Tell me how many lines of the entries below include the string "hashtag", and give only the number.

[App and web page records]
—————

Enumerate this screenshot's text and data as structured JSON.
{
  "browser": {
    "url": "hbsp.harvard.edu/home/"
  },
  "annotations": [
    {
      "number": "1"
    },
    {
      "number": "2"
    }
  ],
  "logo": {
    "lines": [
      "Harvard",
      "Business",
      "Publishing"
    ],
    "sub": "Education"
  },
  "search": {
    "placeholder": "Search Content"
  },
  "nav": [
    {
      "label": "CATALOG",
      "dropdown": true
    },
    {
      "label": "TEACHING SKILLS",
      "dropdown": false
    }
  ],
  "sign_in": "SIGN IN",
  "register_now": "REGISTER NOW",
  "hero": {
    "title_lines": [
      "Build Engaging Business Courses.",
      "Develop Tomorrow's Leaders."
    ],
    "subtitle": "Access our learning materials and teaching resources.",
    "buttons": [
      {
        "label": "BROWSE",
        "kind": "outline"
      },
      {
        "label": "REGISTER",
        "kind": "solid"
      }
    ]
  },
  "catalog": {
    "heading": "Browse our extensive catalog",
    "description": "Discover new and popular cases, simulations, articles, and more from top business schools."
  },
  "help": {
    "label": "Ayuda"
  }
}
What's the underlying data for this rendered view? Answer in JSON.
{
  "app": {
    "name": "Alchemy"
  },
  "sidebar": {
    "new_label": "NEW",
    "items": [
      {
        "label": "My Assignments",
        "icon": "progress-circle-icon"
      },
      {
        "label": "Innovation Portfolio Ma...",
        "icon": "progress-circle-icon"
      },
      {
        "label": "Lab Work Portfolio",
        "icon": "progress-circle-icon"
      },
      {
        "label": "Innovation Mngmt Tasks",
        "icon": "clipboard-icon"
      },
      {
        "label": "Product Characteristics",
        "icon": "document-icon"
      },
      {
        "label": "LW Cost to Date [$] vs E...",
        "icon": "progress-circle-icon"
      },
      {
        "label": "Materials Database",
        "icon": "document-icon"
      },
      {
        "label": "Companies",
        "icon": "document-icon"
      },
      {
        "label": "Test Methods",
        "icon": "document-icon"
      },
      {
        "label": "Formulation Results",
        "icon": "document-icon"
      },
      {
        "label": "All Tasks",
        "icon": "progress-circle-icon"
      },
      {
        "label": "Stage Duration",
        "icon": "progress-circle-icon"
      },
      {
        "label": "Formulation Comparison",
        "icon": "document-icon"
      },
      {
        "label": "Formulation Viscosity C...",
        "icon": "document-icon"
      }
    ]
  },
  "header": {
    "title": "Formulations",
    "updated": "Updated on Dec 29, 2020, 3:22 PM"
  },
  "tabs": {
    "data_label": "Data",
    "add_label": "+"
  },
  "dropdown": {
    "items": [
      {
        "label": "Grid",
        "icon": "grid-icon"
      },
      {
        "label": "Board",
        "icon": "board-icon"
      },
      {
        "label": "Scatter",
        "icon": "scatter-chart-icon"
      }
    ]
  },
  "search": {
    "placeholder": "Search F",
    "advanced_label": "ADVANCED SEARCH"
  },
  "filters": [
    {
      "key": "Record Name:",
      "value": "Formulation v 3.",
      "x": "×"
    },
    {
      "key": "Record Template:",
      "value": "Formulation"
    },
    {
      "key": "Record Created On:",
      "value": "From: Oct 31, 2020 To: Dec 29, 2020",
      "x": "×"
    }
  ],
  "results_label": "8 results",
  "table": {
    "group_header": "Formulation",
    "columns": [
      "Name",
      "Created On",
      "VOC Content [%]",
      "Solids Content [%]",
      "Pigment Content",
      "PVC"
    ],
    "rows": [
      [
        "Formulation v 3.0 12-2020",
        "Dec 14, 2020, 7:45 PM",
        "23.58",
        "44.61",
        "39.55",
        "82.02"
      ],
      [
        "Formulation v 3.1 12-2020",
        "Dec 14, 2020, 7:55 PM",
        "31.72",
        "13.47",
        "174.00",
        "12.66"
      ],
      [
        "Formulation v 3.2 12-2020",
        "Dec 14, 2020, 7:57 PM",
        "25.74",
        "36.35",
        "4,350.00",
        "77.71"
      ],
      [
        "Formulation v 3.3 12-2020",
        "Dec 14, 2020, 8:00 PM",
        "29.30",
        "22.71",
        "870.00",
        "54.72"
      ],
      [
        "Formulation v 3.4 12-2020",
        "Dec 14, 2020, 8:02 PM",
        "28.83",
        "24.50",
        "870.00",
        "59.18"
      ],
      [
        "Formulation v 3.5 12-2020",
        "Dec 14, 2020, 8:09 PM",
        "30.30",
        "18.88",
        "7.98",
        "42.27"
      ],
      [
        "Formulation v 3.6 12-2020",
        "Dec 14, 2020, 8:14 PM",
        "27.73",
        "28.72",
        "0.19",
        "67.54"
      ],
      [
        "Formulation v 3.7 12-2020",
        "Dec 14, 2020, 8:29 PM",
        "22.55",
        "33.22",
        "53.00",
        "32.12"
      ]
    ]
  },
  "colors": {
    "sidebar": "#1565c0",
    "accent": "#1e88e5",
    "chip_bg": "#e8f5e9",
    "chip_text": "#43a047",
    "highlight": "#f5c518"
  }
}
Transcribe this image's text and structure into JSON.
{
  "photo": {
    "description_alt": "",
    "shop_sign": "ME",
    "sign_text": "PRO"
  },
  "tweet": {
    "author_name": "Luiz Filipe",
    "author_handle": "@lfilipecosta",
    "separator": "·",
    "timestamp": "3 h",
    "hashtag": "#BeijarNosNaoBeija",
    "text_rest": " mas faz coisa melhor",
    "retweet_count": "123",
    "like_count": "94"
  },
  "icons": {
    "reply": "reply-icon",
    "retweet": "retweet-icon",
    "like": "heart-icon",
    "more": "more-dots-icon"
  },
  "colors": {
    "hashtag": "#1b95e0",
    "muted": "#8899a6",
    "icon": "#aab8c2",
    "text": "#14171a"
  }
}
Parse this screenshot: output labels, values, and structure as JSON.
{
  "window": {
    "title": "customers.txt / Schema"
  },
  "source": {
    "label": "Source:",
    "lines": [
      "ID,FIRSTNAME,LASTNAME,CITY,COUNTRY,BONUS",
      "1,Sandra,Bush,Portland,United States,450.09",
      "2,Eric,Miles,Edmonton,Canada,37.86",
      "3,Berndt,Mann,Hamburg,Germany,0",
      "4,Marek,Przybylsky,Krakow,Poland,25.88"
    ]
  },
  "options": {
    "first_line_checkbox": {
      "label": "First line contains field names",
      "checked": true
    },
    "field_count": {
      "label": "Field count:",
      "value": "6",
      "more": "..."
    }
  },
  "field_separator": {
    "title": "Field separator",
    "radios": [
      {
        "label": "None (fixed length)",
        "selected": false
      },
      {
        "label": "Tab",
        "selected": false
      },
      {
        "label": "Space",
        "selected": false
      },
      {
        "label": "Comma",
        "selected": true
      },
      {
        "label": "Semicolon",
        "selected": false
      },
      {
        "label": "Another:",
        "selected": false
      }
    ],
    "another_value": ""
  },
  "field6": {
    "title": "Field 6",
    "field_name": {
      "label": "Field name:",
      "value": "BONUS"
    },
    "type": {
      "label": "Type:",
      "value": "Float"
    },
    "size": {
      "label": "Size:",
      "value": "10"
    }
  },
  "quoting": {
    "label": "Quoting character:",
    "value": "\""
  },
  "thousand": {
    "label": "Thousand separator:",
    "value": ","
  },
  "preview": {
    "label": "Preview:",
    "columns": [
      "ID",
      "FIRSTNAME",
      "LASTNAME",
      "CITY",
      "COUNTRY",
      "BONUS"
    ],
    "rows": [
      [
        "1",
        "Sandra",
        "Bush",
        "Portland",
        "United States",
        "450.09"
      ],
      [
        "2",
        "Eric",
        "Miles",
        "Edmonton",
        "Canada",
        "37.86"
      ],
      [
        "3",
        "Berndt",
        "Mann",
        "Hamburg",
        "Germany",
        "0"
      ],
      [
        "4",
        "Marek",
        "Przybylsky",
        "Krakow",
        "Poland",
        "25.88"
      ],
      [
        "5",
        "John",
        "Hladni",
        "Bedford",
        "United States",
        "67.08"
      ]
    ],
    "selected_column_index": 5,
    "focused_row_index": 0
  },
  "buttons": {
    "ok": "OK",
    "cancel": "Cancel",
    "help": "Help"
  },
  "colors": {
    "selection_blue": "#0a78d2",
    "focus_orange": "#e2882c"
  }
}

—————

_Answer section_:
2